Down the escalator came a platoon of England soccer hooligans. They were well-dressed hooligans. Every man of them wore a good suit. The hooligans marched two by two in a military fashion like the Black and Tans they were.
One of them spat at my friend. It gave us all we could do to stop him from crossing over to the spitter's side of the moving stairs. We would have been wiped out.
The next day, Munster lost to Northampton in Twickenham. Both sets of supporters got on famously. Drinks were sent over and the sing-songs were communal. Munster took their beating and Northampton were the most gracious of winners. Lasting friendship were made on that day.
My dad lived in Northampton for three years, back in the early 1950s. He worked for British Steel, in the foundry. The work was tough and dangerous but the pay was good. The signs outside the boarding houses read "No Irish. No dogs." In some of the lodging houses dogs were allowed but not the Irish.
Dad found a second home for four years with two lovely English people. Henry and Beryl were like a mother and father to the lonely Irish youngster and his cousin Denis Murphy.
Dad and Denis had to pretend to be Welsh but got found out when Henry followed them to Mass on a Sunday morning. They were given the road. Dad and Denis were half-way down the street with bag in hand. They had no place to stay.
Beryl broke down and brought the two youngsters back.
Dad and Denis returned home with a stake. And that's why I am where I am today, in our family pub.
Times have changed but how will Brexit impact on what was unfettered freedom of travel and the rights of residency for the Irish in Britain?
The Brexit issue doesn't necessarily mean England wants to be rid of us. The Irish worked hard and, while many fell through the cracks, so many contributed so much to the building of Britain. Their children and grandchildren have prospered.
There is little doubt but that without the safety value of jobs across the water, we would have a social disaster here.
Beryl and Henry explained they just didn't know the Irish well enough. I'm afraid there are still a good many in the Houses of Parliament who haven't a clue about the centuries of conflict and the surviving resolution of the Good Friday Agreement.
There is a real danger of the conflict spilling over into outright violence in the North. The solution may not be that difficult to find. The problem can be solved by fixing the key areas now.
A hard Border will suit the hard men and the hard women on both sides.
But the rugby people have stayed friends, no matter what.
The English rugby union voted for Ireland's bid to host the 2023 Rugby World Cup, when Scotland and Wales voted against us.

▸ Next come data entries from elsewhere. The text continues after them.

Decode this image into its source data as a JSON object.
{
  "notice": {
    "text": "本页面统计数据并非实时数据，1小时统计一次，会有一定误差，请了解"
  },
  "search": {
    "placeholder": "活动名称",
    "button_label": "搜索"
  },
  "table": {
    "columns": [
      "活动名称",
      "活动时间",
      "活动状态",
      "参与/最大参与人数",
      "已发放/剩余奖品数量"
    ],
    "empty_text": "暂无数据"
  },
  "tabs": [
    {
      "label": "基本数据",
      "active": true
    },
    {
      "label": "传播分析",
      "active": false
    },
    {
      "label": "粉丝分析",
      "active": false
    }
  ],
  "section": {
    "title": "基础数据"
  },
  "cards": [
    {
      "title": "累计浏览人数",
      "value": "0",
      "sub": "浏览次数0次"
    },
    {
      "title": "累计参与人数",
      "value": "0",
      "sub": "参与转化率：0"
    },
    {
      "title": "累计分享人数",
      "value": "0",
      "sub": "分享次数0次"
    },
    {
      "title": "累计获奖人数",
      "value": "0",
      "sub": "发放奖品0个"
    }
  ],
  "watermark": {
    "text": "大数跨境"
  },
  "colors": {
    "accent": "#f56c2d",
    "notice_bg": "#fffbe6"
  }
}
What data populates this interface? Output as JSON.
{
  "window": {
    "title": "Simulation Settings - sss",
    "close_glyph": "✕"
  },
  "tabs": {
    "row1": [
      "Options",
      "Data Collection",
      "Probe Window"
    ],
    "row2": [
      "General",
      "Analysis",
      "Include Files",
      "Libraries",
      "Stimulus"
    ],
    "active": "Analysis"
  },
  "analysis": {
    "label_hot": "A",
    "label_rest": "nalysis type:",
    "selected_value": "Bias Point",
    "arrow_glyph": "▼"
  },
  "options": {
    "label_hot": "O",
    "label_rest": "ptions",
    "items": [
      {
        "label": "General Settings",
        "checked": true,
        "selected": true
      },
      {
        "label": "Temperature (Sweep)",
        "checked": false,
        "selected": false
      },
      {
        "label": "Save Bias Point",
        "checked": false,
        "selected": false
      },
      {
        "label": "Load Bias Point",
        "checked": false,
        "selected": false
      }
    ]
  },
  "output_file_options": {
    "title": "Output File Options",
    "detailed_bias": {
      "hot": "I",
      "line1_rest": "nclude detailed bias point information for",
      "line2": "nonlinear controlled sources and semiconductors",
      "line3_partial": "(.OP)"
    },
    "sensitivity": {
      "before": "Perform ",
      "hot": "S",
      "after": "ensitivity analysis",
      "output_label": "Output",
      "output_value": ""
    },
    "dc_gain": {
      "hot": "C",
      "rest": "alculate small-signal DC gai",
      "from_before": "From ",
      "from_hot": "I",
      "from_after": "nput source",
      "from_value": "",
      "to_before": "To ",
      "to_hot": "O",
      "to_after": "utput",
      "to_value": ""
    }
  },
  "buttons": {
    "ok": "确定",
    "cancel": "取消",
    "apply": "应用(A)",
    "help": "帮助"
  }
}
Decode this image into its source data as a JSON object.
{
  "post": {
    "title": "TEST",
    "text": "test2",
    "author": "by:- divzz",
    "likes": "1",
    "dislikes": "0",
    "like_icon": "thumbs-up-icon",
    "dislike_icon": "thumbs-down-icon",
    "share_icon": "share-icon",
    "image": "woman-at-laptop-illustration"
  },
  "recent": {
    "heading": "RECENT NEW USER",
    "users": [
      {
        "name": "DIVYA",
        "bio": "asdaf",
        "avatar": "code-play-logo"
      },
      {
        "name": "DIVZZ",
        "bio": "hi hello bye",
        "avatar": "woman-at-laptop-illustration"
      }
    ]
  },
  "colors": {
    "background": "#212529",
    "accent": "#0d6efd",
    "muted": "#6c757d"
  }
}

We can go back further to 1973 when England travelled to Dublin to play us at the height of the Troubles in the North. Seven people were killed in Northern Ireland in the two weeks before the game. A year earlier, the paras murdered 14 civilians who were protesting peacefully in Derry on Bloody Sunday.
Scotland and Wales refused to fulfil the Dublin fixtures in '72. When the English came a year later they were well beaten.
Their captain John Pullen famously said: "We may not be the best team in the world, but at least we turn up."
Like so many, I am the descendant of IRA and Cumann na mBan soldiers.
They fought for our freedom. Every time I hear 'God Save the Queen', part of me boils up inside.
But then the game gets going and the anger subsides into a passion play for the greater glory of an all-Ireland team.
The strange thing about Brexit is our two countries had never been closer. The late Moss Keane said: "There are no borders in an Irish dressing room."
The Brexit debate has been fixed on what separates us. We must strive to find common cause and take leadership from the sporting friendships formed over many years, on and off the field of play.
The ties that bind will never be unfettered. For every drop of blood that has been spilled in the centuries of conflict, there are as many blood brothers and sisters on both islands sharing a common ancestry and a filial fealty to what is right between us.